[Work task]: Copy out each line below exactly as it appears.
━━━━━ Task inputs
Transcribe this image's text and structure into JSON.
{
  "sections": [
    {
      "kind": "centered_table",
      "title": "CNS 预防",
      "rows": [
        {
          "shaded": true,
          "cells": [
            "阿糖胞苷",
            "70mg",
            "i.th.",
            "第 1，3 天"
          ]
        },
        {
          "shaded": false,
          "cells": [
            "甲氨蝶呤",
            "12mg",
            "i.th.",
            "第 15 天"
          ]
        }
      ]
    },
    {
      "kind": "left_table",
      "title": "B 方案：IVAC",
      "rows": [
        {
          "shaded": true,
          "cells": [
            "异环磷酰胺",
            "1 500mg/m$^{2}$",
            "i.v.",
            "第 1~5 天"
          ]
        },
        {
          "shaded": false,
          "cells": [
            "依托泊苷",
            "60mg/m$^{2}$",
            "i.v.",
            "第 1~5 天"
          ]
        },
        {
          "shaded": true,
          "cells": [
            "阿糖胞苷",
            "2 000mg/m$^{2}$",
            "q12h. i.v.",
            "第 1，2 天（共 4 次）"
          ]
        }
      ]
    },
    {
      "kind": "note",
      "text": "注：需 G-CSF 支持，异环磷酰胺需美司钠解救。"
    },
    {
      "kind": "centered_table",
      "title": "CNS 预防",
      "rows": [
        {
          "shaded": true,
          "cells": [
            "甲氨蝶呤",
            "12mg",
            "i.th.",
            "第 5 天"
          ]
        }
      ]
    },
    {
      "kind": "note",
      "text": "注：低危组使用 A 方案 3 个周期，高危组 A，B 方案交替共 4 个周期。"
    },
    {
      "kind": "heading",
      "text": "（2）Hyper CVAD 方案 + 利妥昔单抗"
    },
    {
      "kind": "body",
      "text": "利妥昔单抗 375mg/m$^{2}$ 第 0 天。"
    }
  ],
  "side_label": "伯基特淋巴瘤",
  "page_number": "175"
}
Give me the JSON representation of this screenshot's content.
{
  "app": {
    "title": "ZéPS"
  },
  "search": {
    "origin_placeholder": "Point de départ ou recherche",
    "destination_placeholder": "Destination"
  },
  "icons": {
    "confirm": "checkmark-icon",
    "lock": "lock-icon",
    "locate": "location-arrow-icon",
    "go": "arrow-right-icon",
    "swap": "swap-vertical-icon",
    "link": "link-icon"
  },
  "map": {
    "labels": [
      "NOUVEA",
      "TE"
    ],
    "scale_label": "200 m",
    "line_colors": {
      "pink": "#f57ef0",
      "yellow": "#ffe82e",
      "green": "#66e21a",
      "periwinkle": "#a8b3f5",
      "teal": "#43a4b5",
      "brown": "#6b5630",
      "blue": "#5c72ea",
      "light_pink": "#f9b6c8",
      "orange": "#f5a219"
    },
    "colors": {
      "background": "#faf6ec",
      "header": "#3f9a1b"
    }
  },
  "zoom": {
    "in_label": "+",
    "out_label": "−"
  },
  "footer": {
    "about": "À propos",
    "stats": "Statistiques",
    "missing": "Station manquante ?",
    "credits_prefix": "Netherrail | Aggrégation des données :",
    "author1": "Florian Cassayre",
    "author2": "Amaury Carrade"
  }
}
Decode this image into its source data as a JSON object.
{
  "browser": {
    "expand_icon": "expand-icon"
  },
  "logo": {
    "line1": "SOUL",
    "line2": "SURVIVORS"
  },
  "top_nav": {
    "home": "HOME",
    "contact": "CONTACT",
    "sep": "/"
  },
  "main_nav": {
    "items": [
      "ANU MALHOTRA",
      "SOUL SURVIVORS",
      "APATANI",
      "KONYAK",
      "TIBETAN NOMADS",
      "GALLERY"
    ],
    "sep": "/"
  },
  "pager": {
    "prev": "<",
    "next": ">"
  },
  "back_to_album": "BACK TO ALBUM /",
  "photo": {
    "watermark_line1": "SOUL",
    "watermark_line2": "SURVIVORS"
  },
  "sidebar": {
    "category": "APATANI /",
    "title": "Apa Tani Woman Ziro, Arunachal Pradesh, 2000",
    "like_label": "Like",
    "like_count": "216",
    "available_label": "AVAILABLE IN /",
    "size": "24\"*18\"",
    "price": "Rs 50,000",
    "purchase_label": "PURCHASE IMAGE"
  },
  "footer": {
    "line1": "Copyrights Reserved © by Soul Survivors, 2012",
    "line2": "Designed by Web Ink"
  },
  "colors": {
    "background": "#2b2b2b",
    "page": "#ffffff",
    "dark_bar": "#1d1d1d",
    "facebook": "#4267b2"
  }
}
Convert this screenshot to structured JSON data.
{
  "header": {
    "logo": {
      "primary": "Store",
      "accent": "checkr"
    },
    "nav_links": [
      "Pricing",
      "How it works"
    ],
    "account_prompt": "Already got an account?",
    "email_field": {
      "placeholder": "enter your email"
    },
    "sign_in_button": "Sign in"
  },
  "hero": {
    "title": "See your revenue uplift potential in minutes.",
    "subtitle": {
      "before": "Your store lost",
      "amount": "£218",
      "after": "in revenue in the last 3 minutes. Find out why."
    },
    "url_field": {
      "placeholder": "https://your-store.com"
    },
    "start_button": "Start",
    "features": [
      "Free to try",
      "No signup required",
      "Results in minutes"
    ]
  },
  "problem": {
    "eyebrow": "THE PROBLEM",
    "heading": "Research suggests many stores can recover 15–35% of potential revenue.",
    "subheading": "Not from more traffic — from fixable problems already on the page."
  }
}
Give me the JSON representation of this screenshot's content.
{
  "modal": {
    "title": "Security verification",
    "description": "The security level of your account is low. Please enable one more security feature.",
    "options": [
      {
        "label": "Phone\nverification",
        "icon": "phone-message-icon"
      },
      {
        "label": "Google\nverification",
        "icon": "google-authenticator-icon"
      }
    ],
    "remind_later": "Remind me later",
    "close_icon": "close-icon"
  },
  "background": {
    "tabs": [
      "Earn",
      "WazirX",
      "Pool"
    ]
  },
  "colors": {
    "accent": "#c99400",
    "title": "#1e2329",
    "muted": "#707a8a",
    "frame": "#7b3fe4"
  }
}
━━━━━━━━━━
[Response to this task]:
Transcribe this image's text and structure into JSON.
{
  "sections": [
    {
      "kind": "centered_table",
      "title": "CNS 预防",
      "rows": [
        {
          "shaded": true,
          "cells": [
            "阿糖胞苷",
            "70mg",
            "i.th.",
            "第 1，3 天"
          ]
        },
        {
          "shaded": false,
          "cells": [
            "甲氨蝶呤",
            "12mg",
            "i.th.",
            "第 15 天"
          ]
        }
      ]
    },
    {
      "kind": "left_table",
      "title": "B 方案：IVAC",
      "rows": [
        {
          "shaded": true,
          "cells": [
            "异环磷酰胺",
            "1 500mg/m$^{2}$",
            "i.v.",
            "第 1~5 天"
          ]
        },
        {
          "shaded": false,
          "cells": [
            "依托泊苷",
            "60mg/m$^{2}$",
            "i.v.",
            "第 1~5 天"
          ]
        },
        {
          "shaded": true,
          "cells": [
            "阿糖胞苷",
            "2 000mg/m$^{2}$",
            "q12h. i.v.",
            "第 1，2 天（共 4 次）"
          ]
        }
      ]
    },
    {
      "kind": "note",
      "text": "注：需 G-CSF 支持，异环磷酰胺需美司钠解救。"
    },
    {
      "kind": "centered_table",
      "title": "CNS 预防",
      "rows": [
        {
          "shaded": true,
          "cells": [
            "甲氨蝶呤",
            "12mg",
            "i.th.",
            "第 5 天"
          ]
        }
      ]
    },
    {
      "kind": "note",
      "text": "注：低危组使用 A 方案 3 个周期，高危组 A，B 方案交替共 4 个周期。"
    },
    {
      "kind": "heading",
      "text": "（2）Hyper CVAD 方案 + 利妥昔单抗"
    },
    {
      "kind": "body",
      "text": "利妥昔单抗 375mg/m$^{2}$ 第 0 天。"
    }
  ],
  "side_label": "伯基特淋巴瘤",
  "page_number": "175"
}
Give me the JSON representation of this screenshot's content.
{
  "app": {
    "title": "ZéPS"
  },
  "search": {
    "origin_placeholder": "Point de départ ou recherche",
    "destination_placeholder": "Destination"
  },
  "icons": {
    "confirm": "checkmark-icon",
    "lock": "lock-icon",
    "locate": "location-arrow-icon",
    "go": "arrow-right-icon",
    "swap": "swap-vertical-icon",
    "link": "link-icon"
  },
  "map": {
    "labels": [
      "NOUVEA",
      "TE"
    ],
    "scale_label": "200 m",
    "line_colors": {
      "pink": "#f57ef0",
      "yellow": "#ffe82e",
      "green": "#66e21a",
      "periwinkle": "#a8b3f5",
      "teal": "#43a4b5",
      "brown": "#6b5630",
      "blue": "#5c72ea",
      "light_pink": "#f9b6c8",
      "orange": "#f5a219"
    },
    "colors": {
      "background": "#faf6ec",
      "header": "#3f9a1b"
    }
  },
  "zoom": {
    "in_label": "+",
    "out_label": "−"
  },
  "footer": {
    "about": "À propos",
    "stats": "Statistiques",
    "missing": "Station manquante ?",
    "credits_prefix": "Netherrail | Aggrégation des données :",
    "author1": "Florian Cassayre",
    "author2": "Amaury Carrade"
  }
}
Decode this image into its source data as a JSON object.
{
  "browser": {
    "expand_icon": "expand-icon"
  },
  "logo": {
    "line1": "SOUL",
    "line2": "SURVIVORS"
  },
  "top_nav": {
    "home": "HOME",
    "contact": "CONTACT",
    "sep": "/"
  },
  "main_nav": {
    "items": [
      "ANU MALHOTRA",
      "SOUL SURVIVORS",
      "APATANI",
      "KONYAK",
      "TIBETAN NOMADS",
      "GALLERY"
    ],
    "sep": "/"
  },
  "pager": {
    "prev": "<",
    "next": ">"
  },
  "back_to_album": "BACK TO ALBUM /",
  "photo": {
    "watermark_line1": "SOUL",
    "watermark_line2": "SURVIVORS"
  },
  "sidebar": {
    "category": "APATANI /",
    "title": "Apa Tani Woman Ziro, Arunachal Pradesh, 2000",
    "like_label": "Like",
    "like_count": "216",
    "available_label": "AVAILABLE IN /",
    "size": "24\"*18\"",
    "price": "Rs 50,000",
    "purchase_label": "PURCHASE IMAGE"
  },
  "footer": {
    "line1": "Copyrights Reserved © by Soul Survivors, 2012",
    "line2": "Designed by Web Ink"
  },
  "colors": {
    "background": "#2b2b2b",
    "page": "#ffffff",
    "dark_bar": "#1d1d1d",
    "facebook": "#4267b2"
  }
}
Convert this screenshot to structured JSON data.
{
  "header": {
    "logo": {
      "primary": "Store",
      "accent": "checkr"
    },
    "nav_links": [
      "Pricing",
      "How it works"
    ],
    "account_prompt": "Already got an account?",
    "email_field": {
      "placeholder": "enter your email"
    },
    "sign_in_button": "Sign in"
  },
  "hero": {
    "title": "See your revenue uplift potential in minutes.",
    "subtitle": {
      "before": "Your store lost",
      "amount": "£218",
      "after": "in revenue in the last 3 minutes. Find out why."
    },
    "url_field": {
      "placeholder": "https://your-store.com"
    },
    "start_button": "Start",
    "features": [
      "Free to try",
      "No signup required",
      "Results in minutes"
    ]
  },
  "problem": {
    "eyebrow": "THE PROBLEM",
    "heading": "Research suggests many stores can recover 15–35% of potential revenue.",
    "subheading": "Not from more traffic — from fixable problems already on the page."
  }
}
Give me the JSON representation of this screenshot's content.
{
  "modal": {
    "title": "Security verification",
    "description": "The security level of your account is low. Please enable one more security feature.",
    "options": [
      {
        "label": "Phone\nverification",
        "icon": "phone-message-icon"
      },
      {
        "label": "Google\nverification",
        "icon": "google-authenticator-icon"
      }
    ],
    "remind_later": "Remind me later",
    "close_icon": "close-icon"
  },
  "background": {
    "tabs": [
      "Earn",
      "WazirX",
      "Pool"
    ]
  },
  "colors": {
    "accent": "#c99400",
    "title": "#1e2329",
    "muted": "#707a8a",
    "frame": "#7b3fe4"
  }
}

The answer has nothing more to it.